Both to an individual privately and to all people generally there is one goal at which they aim in what they choose to do and in what they avoid. Summarily stated, this is happiness and its parts . . . Let happiness be defined as success combined with virtue, or as self-sufficiency in life, or as the pleasantest life accompanied with security, or as abundance of possessions and bodies, with the ability to defend and use these things. (On Rhetoric 1360B)George A. Kennedy, who translated my copy of the book, suggests that Aristotle privileges the first definition of happiness there (“success combined with virtue”), and I've got no reason to doubt him. But I am more interested in the “parts” of happiness:
good birth, numerous friendships, worthy friendships, wealth, good children, numerous children, a good old age, as well as the virtues of the body (such as health, beauty, strength, physical stature, athletic prowess), reputation, honor, good luck, virtue. (1360B)What strikes me about this catalogue of needs is how many of them are uncontrollable.

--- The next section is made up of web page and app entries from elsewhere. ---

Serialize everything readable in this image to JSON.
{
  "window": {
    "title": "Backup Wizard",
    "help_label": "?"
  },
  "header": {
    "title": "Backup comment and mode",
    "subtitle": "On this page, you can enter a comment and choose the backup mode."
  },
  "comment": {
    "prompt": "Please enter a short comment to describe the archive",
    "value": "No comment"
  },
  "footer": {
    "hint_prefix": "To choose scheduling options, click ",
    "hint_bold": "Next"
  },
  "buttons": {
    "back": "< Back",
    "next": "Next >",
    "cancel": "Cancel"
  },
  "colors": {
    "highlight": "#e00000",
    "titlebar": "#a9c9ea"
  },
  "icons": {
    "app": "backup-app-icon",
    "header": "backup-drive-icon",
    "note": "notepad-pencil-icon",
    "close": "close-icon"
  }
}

Of these, only virtue is under the control of the individual (although friendships, wealth, health, and reputation have some element of controllability).
Thomas Aquinas famously combines Aristotle and the Bible to come up with his theology, and I have to wonder what he does with this portion of On Rhetoric. That's because I don't see any way to combine Aristotle's viewpoint with St. James'. Now, I've elsewhere made my peace with the Greek concept of happiness as the chief end of man, but it's the uncontrollability of happiness that sticks in my craw. James seems to claim willful, that is, controllable, happiness, opening his epistle with his famous exhortation to “Consider it all joy, my brethren, when you encounter various trials, knowing that the testing of your faith produces endurance” (1:2). The image is of a person forcing himself to be happy (or joyful--I never bought my youth group's distinction between happiness and joy).
The real reason for the discrepancy between Christian and Aristotelian thought on this matter comes down to one little compound word: “self-sufficiency.” If man is autonomous--if happiness indeed comes from being enough on his own--then of course the elements of that happiness are going to be beyond man's control. But James' happiness springs from the knowledge that man is not in fact sufficient unto himself. James is able to turn rocks into bread because he knows that his poor circumstances have a relational purpose, that they stem from his dependence upon God.
So Nathan--as the world's only Thomist Protestant (and the only reader of this blog), I'm sure you have the answer to my question. How does Aquinas reconcile these two disparate viewpoints?